ugly cur. If he dies, we are the most unhappy family in town. She chanced to lose a parrot last year, which, to tell you truly, brought me into her service: for she turned off her woman upon it, who had lived with her ten years, because she neglected to give him water, though every one of the family says she was as innocent of the bird's death, as the babe that is unborn: nay, she told me this very morning, that if Cupid should die, she would send the poor innocent wench I was telling you of to Bridewell,
and have the milk-woman tried for her life at the OldBailey, for putting water into his milk. In short, she talks like
any distracted creature.” Since it is so, young woman,” said I,
by no means let you offend her, by staying on this message longer than is absolutely necessary;" and so forced her out.
While I am studying to cure those evils and distresses that are necessary or natural to human life, I find
my task growing upon me, since by these accidental cares, and acquired calamities, if I may so call them, my patients contract distempers to which their constitution is of itself a stranger. But this is an evil I have for many years remarked in the fair sex; and as they are by nature very much formed for affection and dalliance, I have observed, that when by too obstinate a cruelty, or any

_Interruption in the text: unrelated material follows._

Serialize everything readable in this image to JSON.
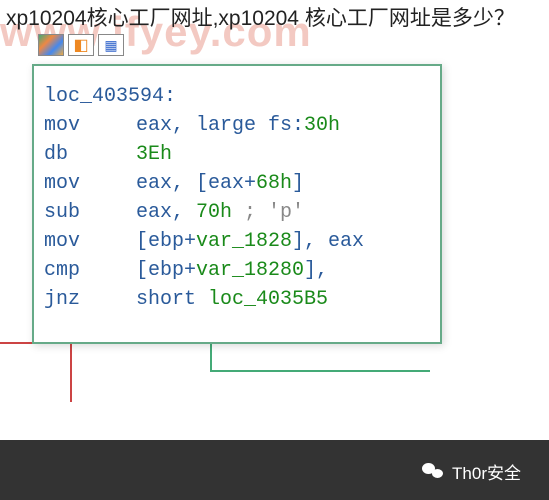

other means, they have disappointed themselves of the proper objects of love, as husbands, or children, such virgins have, exactly at such a year, grown fond of lap-dogs, parrots, or other animals. I know at this time a celebrated Toast, whom I allow to be one of the most agreeable of her sex, that, in the presence of her admirers, will give a torrent of kisses to her cat, any one of which a Christian would be glad of. I do not at the same time deny, but there are as great enormities of this kind committed by our sex as theirs. A Roman emperor had so very great an esteem for an horse of his, that he had thoughts of making him a Consul, and several moderns of that rank of men whom we call Country Esquires, would not scruple to kiss their hounds before all the world, and declare in the presence of their wives, that they had rather salute a favourite of the pack, than the finest woman in England. These voluntary friendships, between animals of different species, seem to arise from instinct; for which reason, I have always looked upon the mutual good-will between the Esquire and the hound to be of the same nature with that between the lion and the jackall.
The only extravagance of this kind which appears